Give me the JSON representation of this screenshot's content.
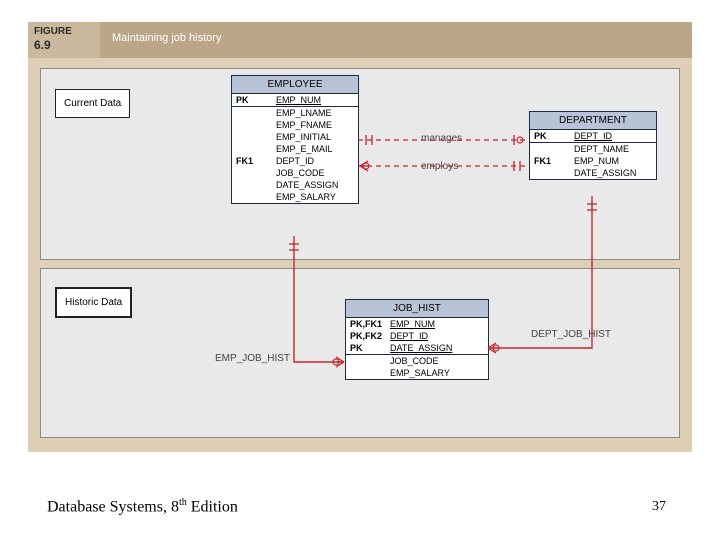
{
  "figure": {
    "label": "FIGURE",
    "number": "6.9",
    "title": "Maintaining job history"
  },
  "sections": {
    "current": "Current Data",
    "historic": "Historic Data"
  },
  "entities": {
    "employee": {
      "title": "EMPLOYEE",
      "pk_label": "PK",
      "pk_field": "EMP_NUM",
      "attrs": [
        "EMP_LNAME",
        "EMP_FNAME",
        "EMP_INITIAL",
        "EMP_E_MAIL"
      ],
      "fk1_label": "FK1",
      "fk1_field": "DEPT_ID",
      "attrs2": [
        "JOB_CODE",
        "DATE_ASSIGN",
        "EMP_SALARY"
      ]
    },
    "department": {
      "title": "DEPARTMENT",
      "pk_label": "PK",
      "pk_field": "DEPT_ID",
      "attr1": "DEPT_NAME",
      "fk1_label": "FK1",
      "fk1_field": "EMP_NUM",
      "attr2": "DATE_ASSIGN"
    },
    "job_hist": {
      "title": "JOB_HIST",
      "k1a": "PK,FK1",
      "k1b": "EMP_NUM",
      "k2a": "PK,FK2",
      "k2b": "DEPT_ID",
      "k3a": "PK",
      "k3b": "DATE_ASSIGN",
      "attr1": "JOB_CODE",
      "attr2": "EMP_SALARY"
    }
  },
  "relationships": {
    "manages": "manages",
    "employs": "employs",
    "emp_job_hist": "EMP_JOB_HIST",
    "dept_job_hist": "DEPT_JOB_HIST"
  },
  "footer": {
    "text_a": "Database Systems, 8",
    "text_sup": "th",
    "text_b": " Edition",
    "page": "37"
  }
}
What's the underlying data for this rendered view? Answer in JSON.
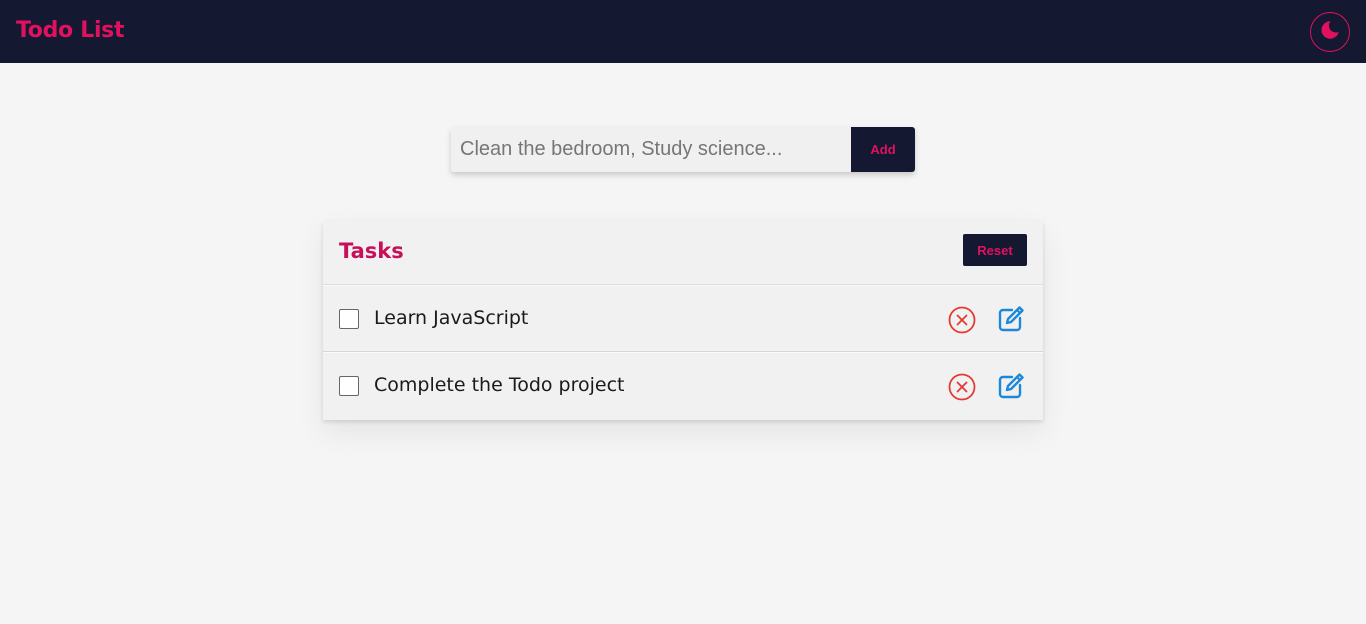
{
  "navbar": {
    "brand": "Todo List",
    "theme_toggle_icon": "moon-icon",
    "background": "#141830",
    "accent": "#e0115f"
  },
  "add_form": {
    "placeholder": "Clean the bedroom, Study science...",
    "value": "",
    "add_label": "Add"
  },
  "tasks": {
    "title": "Tasks",
    "reset_label": "Reset",
    "items": [
      {
        "text": "Learn JavaScript",
        "completed": false
      },
      {
        "text": "Complete the Todo project",
        "completed": false
      }
    ],
    "delete_icon": "circle-x-icon",
    "edit_icon": "edit-icon",
    "delete_color": "#e53935",
    "edit_color": "#1e88d8"
  }
}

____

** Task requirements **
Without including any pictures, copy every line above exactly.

** Response area **
Give me the JSON representation of this screenshot's content.
{
  "figure": {
    "label": "FIGURE",
    "number": "6.9",
    "title": "Maintaining job history"
  },
  "sections": {
    "current": "Current Data",
    "historic": "Historic Data"
  },
  "entities": {
    "employee": {
      "title": "EMPLOYEE",
      "pk_label": "PK",
      "pk_field": "EMP_NUM",
      "attrs": [
        "EMP_LNAME",
        "EMP_FNAME",
        "EMP_INITIAL",
        "EMP_E_MAIL"
      ],
      "fk1_label": "FK1",
      "fk1_field": "DEPT_ID",
      "attrs2": [
        "JOB_CODE",
        "DATE_ASSIGN",
        "EMP_SALARY"
      ]
    },
    "department": {
      "title": "DEPARTMENT",
      "pk_label": "PK",
      "pk_field": "DEPT_ID",
      "attr1": "DEPT_NAME",
      "fk1_label": "FK1",
      "fk1_field": "EMP_NUM",
      "attr2": "DATE_ASSIGN"
    },
    "job_hist": {
      "title": "JOB_HIST",
      "k1a": "PK,FK1",
      "k1b": "EMP_NUM",
      "k2a": "PK,FK2",
      "k2b": "DEPT_ID",
      "k3a": "PK",
      "k3b": "DATE_ASSIGN",
      "attr1": "JOB_CODE",
      "attr2": "EMP_SALARY"
    }
  },
  "relationships": {
    "manages": "manages",
    "employs": "employs",
    "emp_job_hist": "EMP_JOB_HIST",
    "dept_job_hist": "DEPT_JOB_HIST"
  },
  "footer": {
    "text_a": "Database Systems, 8",
    "text_sup": "th",
    "text_b": " Edition",
    "page": "37"
  }
}
What's the underlying data for this rendered view? Answer in JSON.
{
  "navbar": {
    "brand": "Todo List",
    "theme_toggle_icon": "moon-icon",
    "background": "#141830",
    "accent": "#e0115f"
  },
  "add_form": {
    "placeholder": "Clean the bedroom, Study science...",
    "value": "",
    "add_label": "Add"
  },
  "tasks": {
    "title": "Tasks",
    "reset_label": "Reset",
    "items": [
      {
        "text": "Learn JavaScript",
        "completed": false
      },
      {
        "text": "Complete the Todo project",
        "completed": false
      }
    ],
    "delete_icon": "circle-x-icon",
    "edit_icon": "edit-icon",
    "delete_color": "#e53935",
    "edit_color": "#1e88d8"
  }
}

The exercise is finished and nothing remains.